Liu, B. et al. CpG methylation patterns of human mitochondrial DNA. Sci. Rep. 6, 23421 (2016).
Matsuda, S. et al. Accurate estimation of 5-methylcytosine in mammalian mitochondrial DNA. Sci. Rep. 8, 5801 (2018).
Mechta, M., Ingerslev, L. R., Fabre, O., Picard, M. & Barres, R. Evidence suggesting absence of mitochondrial DNA methylation. Front. Genet. 8, 166 (2017).
Patton, K. K. et al. N-terminal pro-B-type natriuretic peptide as a predictor of incident atrial fibrillation in the Multi-Ethnic Study of Atherosclerosis: The effects of age, sex and ethnicity. Heart 99, 1832–1836 (2013).
Sinner, M. F. et al. B-type natriuretic peptide and C-reactive protein in the prediction of atrial fibrillation risk: The CHARGE-AF Consortium of community-based cohort studies. Europace 16, 1426–1433 (2014).
Ho, J. E. et al. Galectin 3 and incident atrial fibrillation in the community. Am. Heart J. 167, 729-734.e721 (2014).
Natsume, Y. et al. Combined analysis of human and experimental murine samples identified novel circulating MicroRNAs as biomarkers for atrial fibrillation. Circ. J. 82, 965–973 (2018).
Smith, J. G. et al. Assessment of conventional cardiovascular risk factors and multiple biomarkers for the prediction of incident heart failure and atrial fibrillation. J. Am. Coll. Cardiol. 56, 1712–1719 (2010).
Zemmour, H. et al. Non-invasive detection of human cardiomyocyte death using methylation patterns of circulating DNA. Nat. Commun. 9, 1443 (2018).
Liu, Q. et al. Cardiac-specific methylation patterns of circulating DNA for identification of cardiomyocyte death. BMC Cardiovasc. Disord. 20, 310 (2020).
This study was supported by the Joint Usage/Research Program of Medical Research Institute, Tokyo Medical and Dental University, the Grant-in-Aid for Scientific Research (No. 16K09494 and 19K08536 to T.S.), and the grant from SENSHIN Medical Research Foundation (to T.S.).
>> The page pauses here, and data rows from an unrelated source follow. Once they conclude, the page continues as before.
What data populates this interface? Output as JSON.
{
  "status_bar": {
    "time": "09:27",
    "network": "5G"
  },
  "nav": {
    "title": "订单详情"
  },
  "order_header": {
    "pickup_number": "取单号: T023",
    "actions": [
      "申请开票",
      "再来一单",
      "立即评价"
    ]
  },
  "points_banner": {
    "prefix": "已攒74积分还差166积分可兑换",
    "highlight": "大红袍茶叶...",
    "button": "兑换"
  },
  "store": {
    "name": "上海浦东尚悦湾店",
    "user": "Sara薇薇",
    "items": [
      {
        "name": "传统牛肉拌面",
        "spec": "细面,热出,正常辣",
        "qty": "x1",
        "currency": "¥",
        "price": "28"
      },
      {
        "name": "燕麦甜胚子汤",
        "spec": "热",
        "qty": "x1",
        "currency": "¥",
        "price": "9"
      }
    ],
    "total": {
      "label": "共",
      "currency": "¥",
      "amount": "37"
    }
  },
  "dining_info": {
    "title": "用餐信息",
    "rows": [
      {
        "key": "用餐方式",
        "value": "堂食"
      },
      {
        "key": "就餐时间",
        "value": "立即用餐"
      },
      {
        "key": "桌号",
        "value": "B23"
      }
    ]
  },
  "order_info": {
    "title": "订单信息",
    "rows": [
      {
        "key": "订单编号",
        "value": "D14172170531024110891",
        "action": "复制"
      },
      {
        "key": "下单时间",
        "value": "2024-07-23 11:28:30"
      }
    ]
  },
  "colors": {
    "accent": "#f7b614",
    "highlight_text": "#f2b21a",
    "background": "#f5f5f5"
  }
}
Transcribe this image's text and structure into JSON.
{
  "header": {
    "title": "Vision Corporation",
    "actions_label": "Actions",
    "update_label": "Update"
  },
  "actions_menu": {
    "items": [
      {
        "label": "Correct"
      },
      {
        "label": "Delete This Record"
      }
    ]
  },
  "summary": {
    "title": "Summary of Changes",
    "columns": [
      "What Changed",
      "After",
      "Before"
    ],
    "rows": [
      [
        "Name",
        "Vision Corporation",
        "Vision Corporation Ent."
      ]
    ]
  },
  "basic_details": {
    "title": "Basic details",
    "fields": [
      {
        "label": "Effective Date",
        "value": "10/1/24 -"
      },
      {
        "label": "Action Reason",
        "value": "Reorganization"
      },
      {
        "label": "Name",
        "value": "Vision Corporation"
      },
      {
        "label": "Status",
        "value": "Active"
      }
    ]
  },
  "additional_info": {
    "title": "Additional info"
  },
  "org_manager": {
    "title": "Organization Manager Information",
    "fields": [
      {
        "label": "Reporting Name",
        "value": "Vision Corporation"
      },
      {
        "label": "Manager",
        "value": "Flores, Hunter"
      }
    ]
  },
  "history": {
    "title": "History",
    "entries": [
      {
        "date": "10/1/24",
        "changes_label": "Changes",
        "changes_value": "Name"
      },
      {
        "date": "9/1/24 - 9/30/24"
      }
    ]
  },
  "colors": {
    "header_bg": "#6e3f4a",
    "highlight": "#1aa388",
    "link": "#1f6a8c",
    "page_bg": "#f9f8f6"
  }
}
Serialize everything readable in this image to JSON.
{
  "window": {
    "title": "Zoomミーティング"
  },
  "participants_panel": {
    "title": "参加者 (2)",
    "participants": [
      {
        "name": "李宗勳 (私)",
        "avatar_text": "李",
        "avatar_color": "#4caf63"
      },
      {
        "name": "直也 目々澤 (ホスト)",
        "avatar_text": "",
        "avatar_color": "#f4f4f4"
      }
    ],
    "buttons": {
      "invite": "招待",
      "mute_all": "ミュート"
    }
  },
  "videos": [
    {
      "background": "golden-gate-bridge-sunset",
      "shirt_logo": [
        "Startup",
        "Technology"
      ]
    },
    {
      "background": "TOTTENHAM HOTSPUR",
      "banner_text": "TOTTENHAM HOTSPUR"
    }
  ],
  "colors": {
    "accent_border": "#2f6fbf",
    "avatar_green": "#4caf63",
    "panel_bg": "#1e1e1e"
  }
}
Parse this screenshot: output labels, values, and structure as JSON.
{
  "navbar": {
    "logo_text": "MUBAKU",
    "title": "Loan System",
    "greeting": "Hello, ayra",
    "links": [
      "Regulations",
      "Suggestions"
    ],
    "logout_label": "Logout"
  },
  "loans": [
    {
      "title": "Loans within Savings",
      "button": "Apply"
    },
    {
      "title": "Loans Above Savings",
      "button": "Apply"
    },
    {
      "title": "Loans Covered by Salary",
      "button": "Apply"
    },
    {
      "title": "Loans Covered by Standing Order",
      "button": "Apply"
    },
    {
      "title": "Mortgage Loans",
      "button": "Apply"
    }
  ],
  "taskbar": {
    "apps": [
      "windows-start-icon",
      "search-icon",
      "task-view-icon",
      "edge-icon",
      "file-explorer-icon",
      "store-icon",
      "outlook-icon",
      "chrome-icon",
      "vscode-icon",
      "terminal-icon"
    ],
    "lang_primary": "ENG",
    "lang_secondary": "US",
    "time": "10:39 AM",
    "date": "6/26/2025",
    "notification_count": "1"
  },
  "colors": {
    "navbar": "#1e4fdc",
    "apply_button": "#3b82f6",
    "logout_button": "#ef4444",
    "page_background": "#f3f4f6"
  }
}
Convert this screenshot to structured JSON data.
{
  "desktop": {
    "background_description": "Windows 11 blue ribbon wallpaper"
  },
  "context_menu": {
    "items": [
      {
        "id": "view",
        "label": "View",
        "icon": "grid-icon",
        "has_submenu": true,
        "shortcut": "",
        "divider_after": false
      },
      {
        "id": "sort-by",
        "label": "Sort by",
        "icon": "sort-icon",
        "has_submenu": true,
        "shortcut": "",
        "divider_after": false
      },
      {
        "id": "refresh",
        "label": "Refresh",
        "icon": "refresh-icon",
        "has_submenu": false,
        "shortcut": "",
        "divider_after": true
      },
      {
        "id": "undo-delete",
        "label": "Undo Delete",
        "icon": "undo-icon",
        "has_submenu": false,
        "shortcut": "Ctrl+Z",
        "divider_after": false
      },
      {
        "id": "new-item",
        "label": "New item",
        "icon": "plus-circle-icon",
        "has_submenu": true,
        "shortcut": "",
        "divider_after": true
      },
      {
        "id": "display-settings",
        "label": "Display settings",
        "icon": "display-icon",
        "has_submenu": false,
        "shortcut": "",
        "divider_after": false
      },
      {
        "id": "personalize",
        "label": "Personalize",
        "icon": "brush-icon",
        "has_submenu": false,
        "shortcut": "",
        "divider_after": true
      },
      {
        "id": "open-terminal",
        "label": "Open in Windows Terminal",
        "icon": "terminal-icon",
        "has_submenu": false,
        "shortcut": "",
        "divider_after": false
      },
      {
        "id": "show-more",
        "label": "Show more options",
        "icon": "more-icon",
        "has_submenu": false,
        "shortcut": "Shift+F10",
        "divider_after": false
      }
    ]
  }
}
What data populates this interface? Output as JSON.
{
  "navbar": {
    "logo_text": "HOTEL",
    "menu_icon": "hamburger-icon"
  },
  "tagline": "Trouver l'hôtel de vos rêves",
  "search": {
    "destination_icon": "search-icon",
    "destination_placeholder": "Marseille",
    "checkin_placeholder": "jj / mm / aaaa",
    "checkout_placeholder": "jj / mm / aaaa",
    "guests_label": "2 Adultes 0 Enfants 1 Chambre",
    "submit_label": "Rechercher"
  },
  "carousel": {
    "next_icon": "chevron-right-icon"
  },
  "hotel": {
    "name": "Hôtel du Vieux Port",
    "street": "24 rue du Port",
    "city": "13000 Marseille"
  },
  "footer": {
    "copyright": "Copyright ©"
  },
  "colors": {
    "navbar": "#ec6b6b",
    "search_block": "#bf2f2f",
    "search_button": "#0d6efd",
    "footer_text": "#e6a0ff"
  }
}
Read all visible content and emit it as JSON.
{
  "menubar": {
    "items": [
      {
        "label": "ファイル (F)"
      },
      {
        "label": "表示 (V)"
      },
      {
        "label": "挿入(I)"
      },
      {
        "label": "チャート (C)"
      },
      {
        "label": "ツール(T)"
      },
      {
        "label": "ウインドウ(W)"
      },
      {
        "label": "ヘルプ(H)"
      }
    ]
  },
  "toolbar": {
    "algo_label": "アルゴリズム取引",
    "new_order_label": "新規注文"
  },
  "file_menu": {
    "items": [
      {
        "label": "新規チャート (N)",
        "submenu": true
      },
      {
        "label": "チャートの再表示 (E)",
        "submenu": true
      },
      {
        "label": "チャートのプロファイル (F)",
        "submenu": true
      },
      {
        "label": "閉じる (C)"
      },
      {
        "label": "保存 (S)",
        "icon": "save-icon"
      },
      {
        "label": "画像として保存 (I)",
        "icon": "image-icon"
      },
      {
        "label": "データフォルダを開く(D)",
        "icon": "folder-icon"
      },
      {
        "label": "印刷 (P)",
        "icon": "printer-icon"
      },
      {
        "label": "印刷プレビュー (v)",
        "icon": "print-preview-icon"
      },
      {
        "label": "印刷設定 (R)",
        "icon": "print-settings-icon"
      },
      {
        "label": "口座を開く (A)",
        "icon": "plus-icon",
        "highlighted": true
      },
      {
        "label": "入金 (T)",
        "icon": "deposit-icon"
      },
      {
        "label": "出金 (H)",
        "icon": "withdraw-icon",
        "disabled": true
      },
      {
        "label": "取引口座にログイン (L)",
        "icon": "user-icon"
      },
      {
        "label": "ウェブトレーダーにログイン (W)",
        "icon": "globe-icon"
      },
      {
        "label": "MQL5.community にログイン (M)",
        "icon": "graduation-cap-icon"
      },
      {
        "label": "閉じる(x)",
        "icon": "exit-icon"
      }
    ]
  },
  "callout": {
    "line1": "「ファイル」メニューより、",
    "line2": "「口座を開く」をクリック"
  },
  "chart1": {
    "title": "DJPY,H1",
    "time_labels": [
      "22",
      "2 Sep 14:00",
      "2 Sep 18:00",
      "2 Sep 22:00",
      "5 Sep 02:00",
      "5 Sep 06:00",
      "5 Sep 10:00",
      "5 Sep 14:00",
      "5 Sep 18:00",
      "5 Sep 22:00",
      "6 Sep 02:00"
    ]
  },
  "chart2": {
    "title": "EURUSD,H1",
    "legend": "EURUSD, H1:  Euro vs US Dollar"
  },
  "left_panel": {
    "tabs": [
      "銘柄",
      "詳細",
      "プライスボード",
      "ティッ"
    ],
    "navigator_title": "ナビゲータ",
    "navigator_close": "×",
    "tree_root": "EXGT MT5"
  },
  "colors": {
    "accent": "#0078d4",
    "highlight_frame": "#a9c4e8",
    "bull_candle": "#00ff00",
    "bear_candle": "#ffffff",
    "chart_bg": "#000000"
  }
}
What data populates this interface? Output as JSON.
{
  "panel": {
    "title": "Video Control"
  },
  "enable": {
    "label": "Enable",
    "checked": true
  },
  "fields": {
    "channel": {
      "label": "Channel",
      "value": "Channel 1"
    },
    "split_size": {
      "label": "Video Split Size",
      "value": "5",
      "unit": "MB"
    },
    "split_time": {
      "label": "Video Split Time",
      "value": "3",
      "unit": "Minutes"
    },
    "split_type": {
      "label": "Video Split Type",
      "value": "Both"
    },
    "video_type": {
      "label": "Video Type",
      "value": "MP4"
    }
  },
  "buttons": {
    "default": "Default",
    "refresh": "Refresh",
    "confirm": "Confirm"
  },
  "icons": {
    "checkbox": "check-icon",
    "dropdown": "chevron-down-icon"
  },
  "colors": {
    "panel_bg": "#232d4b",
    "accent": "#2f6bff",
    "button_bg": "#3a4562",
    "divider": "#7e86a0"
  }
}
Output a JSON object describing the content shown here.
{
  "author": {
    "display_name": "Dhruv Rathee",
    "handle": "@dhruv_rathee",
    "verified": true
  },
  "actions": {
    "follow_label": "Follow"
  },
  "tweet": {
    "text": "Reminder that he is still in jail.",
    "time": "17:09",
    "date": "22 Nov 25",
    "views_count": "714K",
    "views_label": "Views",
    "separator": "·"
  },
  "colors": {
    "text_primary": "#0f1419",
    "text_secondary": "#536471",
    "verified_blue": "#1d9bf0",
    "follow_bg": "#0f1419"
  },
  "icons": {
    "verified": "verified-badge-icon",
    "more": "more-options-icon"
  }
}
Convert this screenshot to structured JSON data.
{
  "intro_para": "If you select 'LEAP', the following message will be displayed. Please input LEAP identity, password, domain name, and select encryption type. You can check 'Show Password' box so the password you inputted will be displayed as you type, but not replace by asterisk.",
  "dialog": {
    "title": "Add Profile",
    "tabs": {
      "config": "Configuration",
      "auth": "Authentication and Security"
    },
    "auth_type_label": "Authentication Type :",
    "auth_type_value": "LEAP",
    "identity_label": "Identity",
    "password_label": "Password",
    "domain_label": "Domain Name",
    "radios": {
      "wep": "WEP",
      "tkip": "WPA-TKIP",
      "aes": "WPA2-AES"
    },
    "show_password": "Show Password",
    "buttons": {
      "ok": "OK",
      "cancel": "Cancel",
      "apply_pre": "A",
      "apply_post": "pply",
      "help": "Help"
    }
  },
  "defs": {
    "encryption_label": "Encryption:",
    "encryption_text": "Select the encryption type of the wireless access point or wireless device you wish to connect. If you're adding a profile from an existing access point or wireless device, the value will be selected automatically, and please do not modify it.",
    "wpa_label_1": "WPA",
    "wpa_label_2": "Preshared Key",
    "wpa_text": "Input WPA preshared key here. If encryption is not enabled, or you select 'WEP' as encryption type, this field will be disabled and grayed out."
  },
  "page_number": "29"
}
The authors declare no competing interests.
Springer Nature remains neutral with regard to jurisdictional claims in published maps and institutional affiliations.
About this article
Cite this article
Yamazoe, M., Sasano, T., Ihara, K. et al. Sparsely methylated mitochondrial cell free DNA released from cardiomyocytes contributes to systemic inflammatory response accompanied by atrial fibrillation. Sci Rep 11, 5837 (2021). https://doi.org/10.1038/s41598-021-85204-7